The Grand Traverse County Brownfield Redevelopment Authority (BRA) approved just over $175,000 in grants Thursday for a HomeStretch development that will bring 10 new rental apartments to Carver Street. The apartments will be tied to specific tenant income levels for at least 20 years, although HomeStretch executive director Jon Stimson said the goal was to keep them that way in perpetuity, noting that his organization had no never converted any of its apartments into units at market price since. launched in 1996.

BRA Board members approved a grant totaling $175,431 for the HomeStretch project located at 1028 Carver Street. The site is currently home to a single-family home built in 1947 (pictured) that is ‘functionally obsolete’, making it eligible for brownfield funding, according to BRA Director Anne Jamieson-Urena An inspection revealed “multiple repairs and security upgrades that are not financially feasible for the home to be habitable,” according to HomeStretch’s request. “The infestation of rodents and former pets in the residence has left a foul odor inside. Weatherization efforts are not deemed appropriate. Neighborhood sentiment views the property as a blight on the community The proposed project will remove the habitation in its entirety and replace it with a professional and architecturally pleasing development while enhancing surrounding property values ​​and promoting revitalization and stability.

HomeStretch plans to build a 10-unit development on the property, with apartments rented to people with incomes at or below 80% of the area’s median income level (AMI). Two units will be reserved for individuals with 30% AMI, three units each for individuals with 50 and 60% AMI, and two units for individuals with 80% AMI. To put that into context with rental costs, Stimson said a 100% AMI for a bachelor in Grand Traverse County equates to an annual income of $62,000. This would mean a maximum allowable rent of $1,550 per month, including utilities.
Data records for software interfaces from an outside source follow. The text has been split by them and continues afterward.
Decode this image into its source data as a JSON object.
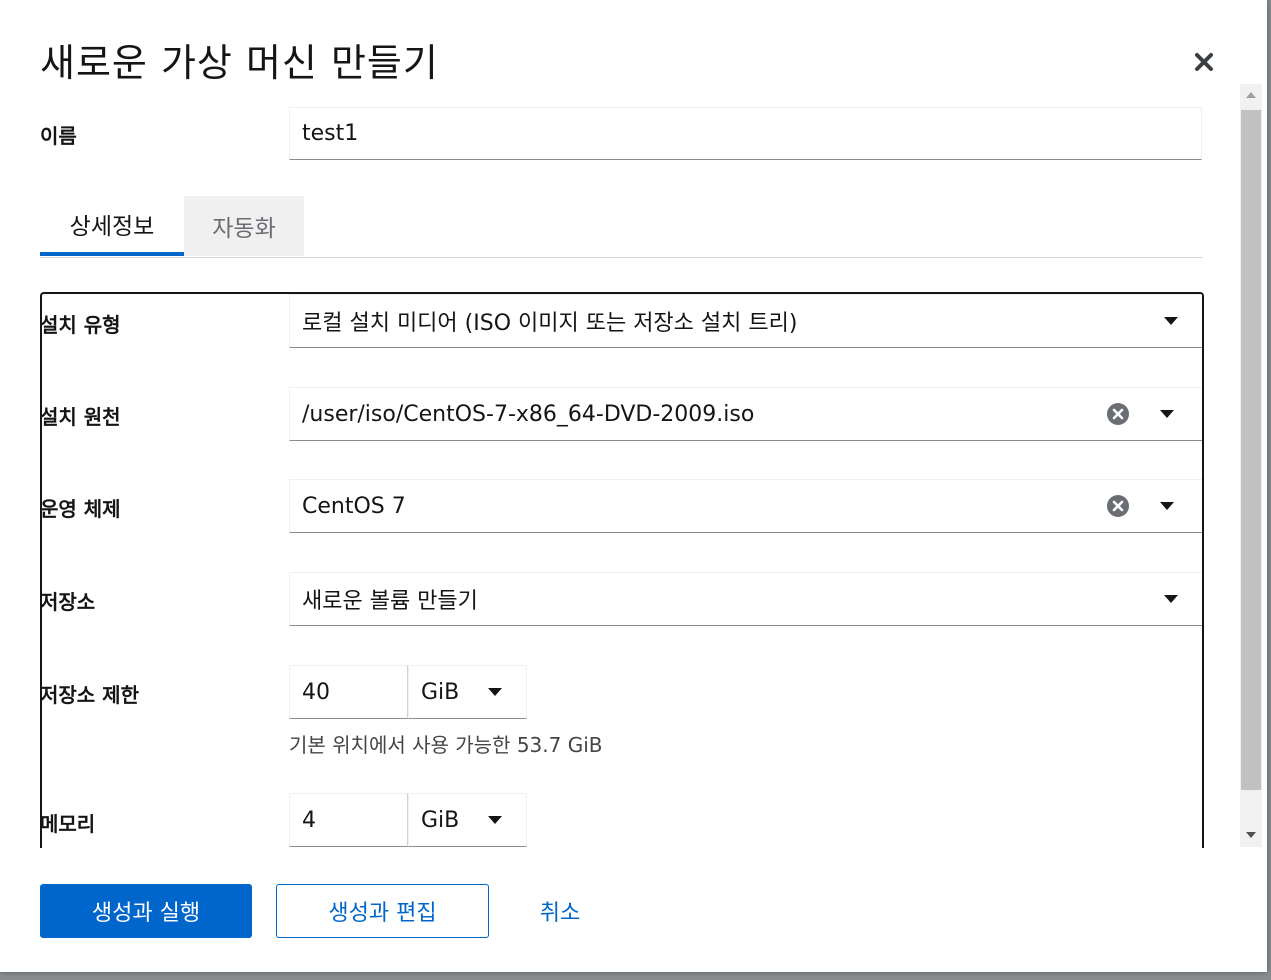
{
  "modal": {
    "title": "새로운 가상 머신 만들기"
  },
  "name_field": {
    "label": "이름",
    "value": "test1"
  },
  "tabs": [
    {
      "label": "상세정보",
      "active": true
    },
    {
      "label": "자동화",
      "active": false
    }
  ],
  "form": {
    "install_type": {
      "label": "설치 유형",
      "value": "로컬 설치 미디어 (ISO 이미지 또는 저장소 설치 트리)"
    },
    "install_source": {
      "label": "설치 원천",
      "value": "/user/iso/CentOS-7-x86_64-DVD-2009.iso"
    },
    "os": {
      "label": "운영 체제",
      "value": "CentOS 7"
    },
    "storage": {
      "label": "저장소",
      "value": "새로운 볼륨 만들기"
    },
    "storage_limit": {
      "label": "저장소 제한",
      "value": "40",
      "unit": "GiB",
      "helper": "기본 위치에서 사용 가능한 53.7 GiB"
    },
    "memory": {
      "label": "메모리",
      "value": "4",
      "unit": "GiB"
    }
  },
  "footer": {
    "create_run_label": "생성과 실행",
    "create_edit_label": "생성과 편집",
    "cancel_label": "취소"
  },
  "colors": {
    "primary": "#0066cc",
    "text": "#151515",
    "border": "#8a8d90"
  }
}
However, Carver Street units would all be below this as tenants would be capped at 80% or less AMI. At an AMI level of 50%, for example, an individual would have an income of $31,000 and a maximum rent of $775 per month, including utilities, Stimson explained.

The BRA grant – which will cover activities such as demolition, site preparation, curbs and gutters, sidewalks and stormwater infrastructure – will help fill an existing funding gap of just over $600,000. $ for the project, which has a total development price of $2.5 million, according to Stimson. He said various other sources of funding have been applied to the project, including the Grand Traverse County Land Bank Authority donating half the property’s value and the Michigan State Housing Development Authority contributing an additional $600,000. “This site has been in the works for two years,” Stimson said, adding that “it’s all about fundraising” and the BRA grant brings HomeStretch “one step closer” to closing the gap. Stimson said the project is “ready to go” once the remaining funds are secured.

County Commissioner Ron Clous, who sits on the BRA’s board of directors, was the only one to vote “no” against the project. Although he didn’t explain his opposition, Clous asked Stimson about how long the apartments would remain under income restrictions. Stimson said the answer was at least 20 years under the terms of the deal, although he noted that HomeStretch had “never converted (units) at the market rate” since its launch in 1996. and planned to keep Carver Street’s income limited in perpetuity. “We’re here for the long haul,” he said. HomeStretch has other similar housing projects underway in the area, including Oakwood Townhomes on East Eighth Street, the Depot neighborhood near the intersection of Eighth and Woodmere, and Honor Village Apartments.

HomeStretch said it would work to ensure the project – which sits near the intersection of Garfield Avenue across from DeWeese Hardware on Carver – serves as a “buffer between commercial and residential use” in the neighborhood, mitigating the commercial impact on residents. The organization also plans to use an energy-efficient design, using Structural Insulated Panels (SIPS) from Holland, Michigan, for the building’s exterior envelope. “The foundation system is a shallow, super-insulated frost wall and an insulated concrete slab on the lower level,” according to HomeStretch. “By achieving less than two air exchanges per hour and using a super-insulated building envelope and design, utility costs will be reduced.” The project’s conversion from gas to all-electric is also “possible over the life of the building,” HomeStretch said.

According to HomeStretch, “the new buildings are architecturally correct for the neighborhood and will “replace a degraded structure with a new, low-profile structure, aligning with current setbacks and new infrastructure.” “the injection of additional residents increases the employee base, school attendance, local spending, much-needed affordable housing, and overall increases economic development. Close to Traverse Heights, Garfield Avenue Corridor, and Downtown -town of Traverse City, the new apartment complex will allow “10 households to meet most of their needs by walking and cycling, reducing pressure on the transportation and street network and helping to alleviate congestion “, according to HomeStretch.